I recently had someone ask me, "What did you do before this."For a second I was confused, but soon after realized what she meant; what was I doing before I became a mom and started taking photos.  My reply, "Nothing.  This is what I went to school for!"She had no idea, and I suspect a lot of you didn't either.  You guys, the becoming a professional photographer part of my life was so long ago, in fact it's been 9 years since I got that business licence.  Sometimes I forget just how much that stage in my life shaped both me and my business. So what do you say, shall we do a little reminiscing today? 

 It all started in 9th grade when I signed up to go to Mexico with our church.  Before this trip, I had been to the Calgary Zoo haha.  So ya, let's call it the beginning of Karmen's love affair with travel.  My mom lent me her beloved camera (honestly still can't believe this, thanks Mom).  It was her baby, a Nikon F80, silver and black, rather large for a young girls hands.  Attached to the front was a zoom lens, and in the back I loaded roll after roll of film.  You guys, I easily shot a roll of film a day and was quickly promoted to trip photographer lol.When I got home I dropped that giant ziploc bag of film off at the local London Drugs and waited.  Oh my word, does anyone remember the gloriousness of waiting for your film to be developed?!  Everything about it, right down to that weird chemical smell is something I will never forget about shooting film.  When they were finally finished, my mom and I sat in the car in the parking lot (like we did every time a roll of film was developed) and looked through them all.  She thought they were really good, and I mean that's all that really matters amiright?She encouraged me to enter them in some contests, I won.  I was shocked.....  But basically my head was in the game to graduate High School and to go to university for something BIG.  You see, at the time, both my Mom and Nana had been single moms who devoted their lives to raising their families.  No post-secondary for them meant I WAS GOING TO GO UNIVERSITY!  I was going to get a degree and it was going to be for something important.  Together we thought that perhaps I would be a great lawyer or a doctor (soooo not smart enough haha) or a nurse.  I wanted to be a Archeologist.I focused on my core subjects throughout highschool, I didn't take a SINGLE art class haha.  The irony.  I had an after school job at a local coffee shop (shout out to Kavaccino's!!) and I savvvved and savved for tuition.  But, truthfully, I ended up spending most (ALL) of it on a trip to Europe and then a trip to Bolivia.

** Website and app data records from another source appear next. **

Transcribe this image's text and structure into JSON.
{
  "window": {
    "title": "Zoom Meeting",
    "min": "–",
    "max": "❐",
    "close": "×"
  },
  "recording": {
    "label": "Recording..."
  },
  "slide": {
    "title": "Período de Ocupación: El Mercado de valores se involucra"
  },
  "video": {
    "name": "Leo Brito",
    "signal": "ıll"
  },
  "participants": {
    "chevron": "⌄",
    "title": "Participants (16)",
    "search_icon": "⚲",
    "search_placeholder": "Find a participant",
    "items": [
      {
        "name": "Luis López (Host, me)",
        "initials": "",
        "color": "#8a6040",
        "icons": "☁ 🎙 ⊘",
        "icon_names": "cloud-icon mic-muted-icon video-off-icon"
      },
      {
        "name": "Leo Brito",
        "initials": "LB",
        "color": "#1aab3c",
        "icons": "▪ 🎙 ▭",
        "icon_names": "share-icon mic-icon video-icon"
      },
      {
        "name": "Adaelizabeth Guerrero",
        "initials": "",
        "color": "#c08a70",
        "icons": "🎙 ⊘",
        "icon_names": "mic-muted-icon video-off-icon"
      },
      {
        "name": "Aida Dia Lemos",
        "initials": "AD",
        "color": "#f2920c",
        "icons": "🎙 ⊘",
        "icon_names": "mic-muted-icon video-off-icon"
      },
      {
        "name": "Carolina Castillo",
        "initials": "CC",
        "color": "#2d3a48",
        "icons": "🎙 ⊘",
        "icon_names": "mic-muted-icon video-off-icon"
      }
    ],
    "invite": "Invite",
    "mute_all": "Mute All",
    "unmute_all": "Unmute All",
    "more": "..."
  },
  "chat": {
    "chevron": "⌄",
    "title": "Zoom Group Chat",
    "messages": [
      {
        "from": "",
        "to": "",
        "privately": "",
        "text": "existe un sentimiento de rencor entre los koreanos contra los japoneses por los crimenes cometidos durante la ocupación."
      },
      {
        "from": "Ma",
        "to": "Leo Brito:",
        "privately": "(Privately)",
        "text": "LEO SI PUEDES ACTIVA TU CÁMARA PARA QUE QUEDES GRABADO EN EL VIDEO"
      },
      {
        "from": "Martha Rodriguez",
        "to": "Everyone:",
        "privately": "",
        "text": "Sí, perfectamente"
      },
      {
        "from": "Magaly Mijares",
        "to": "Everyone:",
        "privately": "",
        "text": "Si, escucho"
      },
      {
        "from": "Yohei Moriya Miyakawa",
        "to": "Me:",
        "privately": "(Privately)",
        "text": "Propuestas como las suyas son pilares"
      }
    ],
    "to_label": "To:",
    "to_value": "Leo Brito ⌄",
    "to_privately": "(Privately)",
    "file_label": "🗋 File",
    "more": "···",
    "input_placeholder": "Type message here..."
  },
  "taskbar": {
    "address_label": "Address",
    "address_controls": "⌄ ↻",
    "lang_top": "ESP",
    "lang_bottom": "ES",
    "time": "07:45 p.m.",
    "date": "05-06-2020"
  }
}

My logic here, the government certainly wasn't going to give me a loan to travel..... and I still needed some time to be 100% sure I knew what I wanted to be before spending an insane amount of cash on schooling...You see this idea of being a photographer was creating a lot of doubt (and excitement) in my mind, something about my previous plans just didn't seem right anymore.  But a photographer?  I mean, is that really something that can be a career?  I decided to wait another year.  I got a job at a cricket farm.  Yes you heard right.  I was indeed a cricket wrangler lol.  During this year one of my former teachers said the magic words I needed hear, "I think you would make a fantastic photographer"...  That was it, apparently that was allll the validation I needed.  I decided the time had come to be brave and leave all my carefully laid plans behind for something entirely different.  I was going to apply for NAIT's competitive photography program, and if I happened to be one of the 28 people chosen for the program then I would be starting school in September!!  Weeee!  Cue the nervous anticipation.Needless to say, I got in and, oh friends, the fit couldn't have been more perfect despite the fact that I hated the city (not for long tho, Edmonton won me over with her subtle charms).  I LOOOOOVED both the artistic and technical details of photography.  I loved breaking down lighting and understanding it.  I loved the chemistry of developing film. I loved rich history of photography and photographers.  I loved it's impact.By the end of my first year I was already working for several incredible photographers and I will always be so grateful for all the knowledge they shared.  It didn't take me long however, to realize that I didn't want to work for someone else.  I wanted to start my own studio.  I was clueless, bright-eyed and bushy-tailed.But here we are today, through all the ups and downs.  9 years, many trips and two babies later;  I still LOVE it.